Every line of the listing below must be printed again exactly, apart from its pictures.
───── INPUT DATA
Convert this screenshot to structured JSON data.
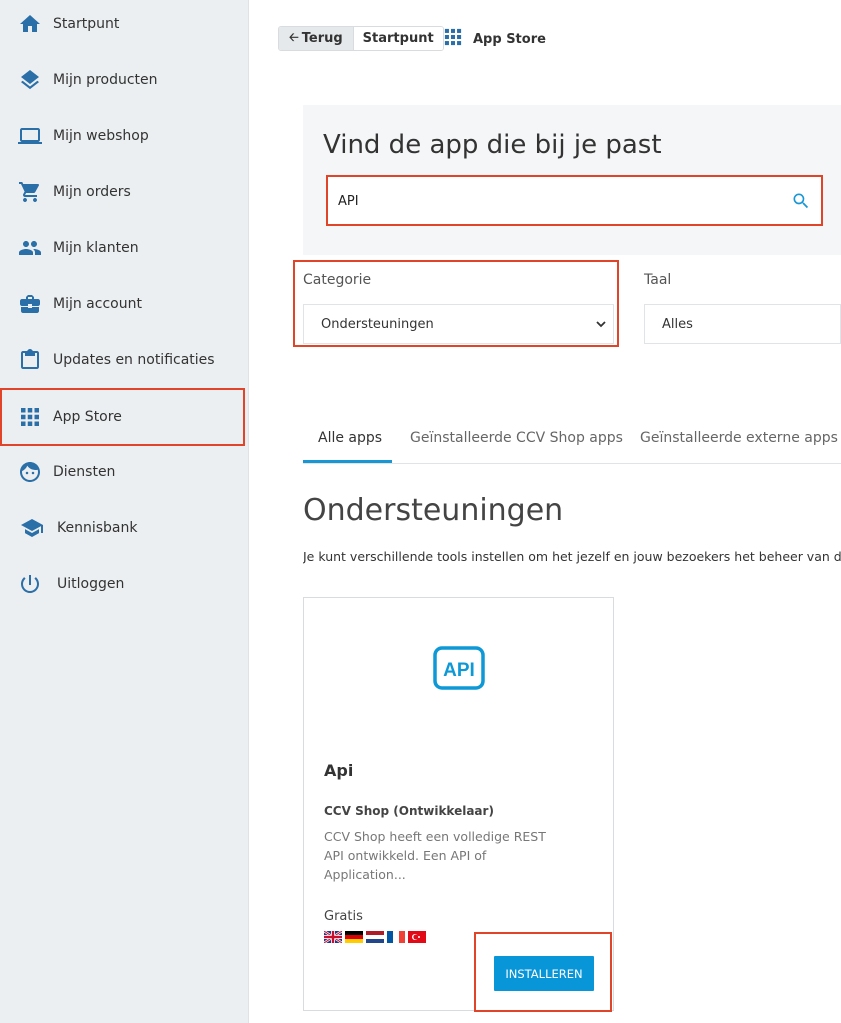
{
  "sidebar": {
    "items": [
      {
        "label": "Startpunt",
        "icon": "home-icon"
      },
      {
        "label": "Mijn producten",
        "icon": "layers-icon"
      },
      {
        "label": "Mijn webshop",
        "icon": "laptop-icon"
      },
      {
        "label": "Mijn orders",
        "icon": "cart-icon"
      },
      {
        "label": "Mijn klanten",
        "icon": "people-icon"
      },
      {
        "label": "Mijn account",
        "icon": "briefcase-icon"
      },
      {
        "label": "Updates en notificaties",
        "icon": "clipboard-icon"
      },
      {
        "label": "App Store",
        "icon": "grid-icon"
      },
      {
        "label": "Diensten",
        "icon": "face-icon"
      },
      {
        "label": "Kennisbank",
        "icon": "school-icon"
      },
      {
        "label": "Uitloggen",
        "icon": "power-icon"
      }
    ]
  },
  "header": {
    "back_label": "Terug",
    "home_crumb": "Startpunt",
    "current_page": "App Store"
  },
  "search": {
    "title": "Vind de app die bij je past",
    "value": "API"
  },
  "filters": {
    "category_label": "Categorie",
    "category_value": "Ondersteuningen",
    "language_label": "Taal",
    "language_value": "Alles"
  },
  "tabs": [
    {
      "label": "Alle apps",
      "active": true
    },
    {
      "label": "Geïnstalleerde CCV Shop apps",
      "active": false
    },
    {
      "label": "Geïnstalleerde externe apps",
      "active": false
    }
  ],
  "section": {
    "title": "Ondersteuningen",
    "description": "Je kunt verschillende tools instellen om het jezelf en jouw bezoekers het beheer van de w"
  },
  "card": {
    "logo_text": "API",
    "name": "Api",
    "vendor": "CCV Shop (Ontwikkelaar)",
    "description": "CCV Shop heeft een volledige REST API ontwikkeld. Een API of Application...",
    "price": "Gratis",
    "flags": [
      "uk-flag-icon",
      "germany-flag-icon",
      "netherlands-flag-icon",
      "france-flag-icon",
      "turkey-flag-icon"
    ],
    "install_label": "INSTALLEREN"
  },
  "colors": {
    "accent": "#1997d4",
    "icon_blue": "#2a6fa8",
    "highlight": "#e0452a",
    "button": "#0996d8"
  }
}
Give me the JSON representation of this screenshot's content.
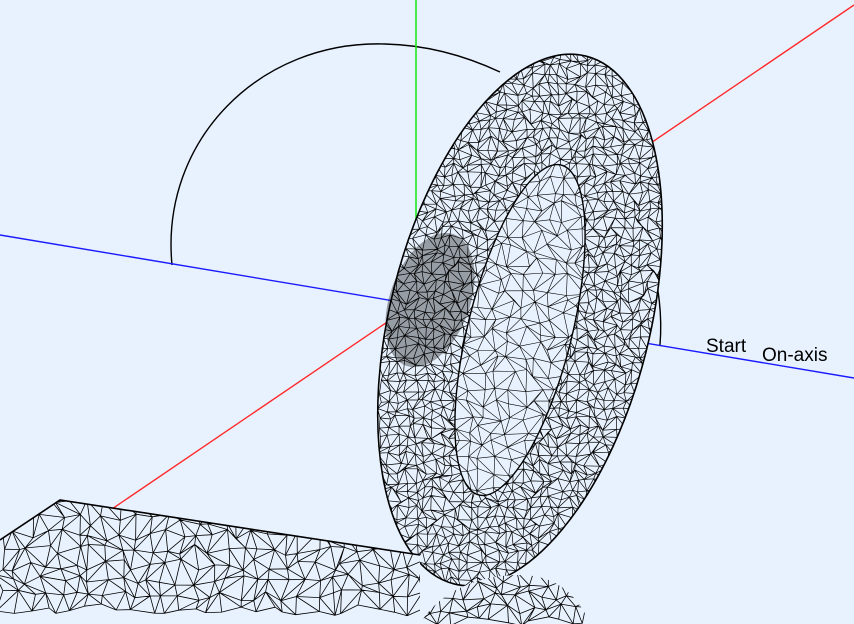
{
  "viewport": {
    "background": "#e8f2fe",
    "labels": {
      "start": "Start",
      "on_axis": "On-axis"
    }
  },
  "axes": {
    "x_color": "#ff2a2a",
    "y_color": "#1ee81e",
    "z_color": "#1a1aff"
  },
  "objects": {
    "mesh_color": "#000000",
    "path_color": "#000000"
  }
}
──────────
### TASK RESULT
Convert this screenshot to structured JSON data.
{
  "sidebar": {
    "items": [
      {
        "label": "Startpunt",
        "icon": "home-icon"
      },
      {
        "label": "Mijn producten",
        "icon": "layers-icon"
      },
      {
        "label": "Mijn webshop",
        "icon": "laptop-icon"
      },
      {
        "label": "Mijn orders",
        "icon": "cart-icon"
      },
      {
        "label": "Mijn klanten",
        "icon": "people-icon"
      },
      {
        "label": "Mijn account",
        "icon": "briefcase-icon"
      },
      {
        "label": "Updates en notificaties",
        "icon": "clipboard-icon"
      },
      {
        "label": "App Store",
        "icon": "grid-icon"
      },
      {
        "label": "Diensten",
        "icon": "face-icon"
      },
      {
        "label": "Kennisbank",
        "icon": "school-icon"
      },
      {
        "label": "Uitloggen",
        "icon": "power-icon"
      }
    ]
  },
  "header": {
    "back_label": "Terug",
    "home_crumb": "Startpunt",
    "current_page": "App Store"
  },
  "search": {
    "title": "Vind de app die bij je past",
    "value": "API"
  },
  "filters": {
    "category_label": "Categorie",
    "category_value": "Ondersteuningen",
    "language_label": "Taal",
    "language_value": "Alles"
  },
  "tabs": [
    {
      "label": "Alle apps",
      "active": true
    },
    {
      "label": "Geïnstalleerde CCV Shop apps",
      "active": false
    },
    {
      "label": "Geïnstalleerde externe apps",
      "active": false
    }
  ],
  "section": {
    "title": "Ondersteuningen",
    "description": "Je kunt verschillende tools instellen om het jezelf en jouw bezoekers het beheer van de w"
  },
  "card": {
    "logo_text": "API",
    "name": "Api",
    "vendor": "CCV Shop (Ontwikkelaar)",
    "description": "CCV Shop heeft een volledige REST API ontwikkeld. Een API of Application...",
    "price": "Gratis",
    "flags": [
      "uk-flag-icon",
      "germany-flag-icon",
      "netherlands-flag-icon",
      "france-flag-icon",
      "turkey-flag-icon"
    ],
    "install_label": "INSTALLEREN"
  },
  "colors": {
    "accent": "#1997d4",
    "icon_blue": "#2a6fa8",
    "highlight": "#e0452a",
    "button": "#0996d8"
  }
}
Give me the JSON representation of this screenshot's content.
{
  "viewport": {
    "background": "#e8f2fe",
    "labels": {
      "start": "Start",
      "on_axis": "On-axis"
    }
  },
  "axes": {
    "x_color": "#ff2a2a",
    "y_color": "#1ee81e",
    "z_color": "#1a1aff"
  },
  "objects": {
    "mesh_color": "#000000",
    "path_color": "#000000"
  }
}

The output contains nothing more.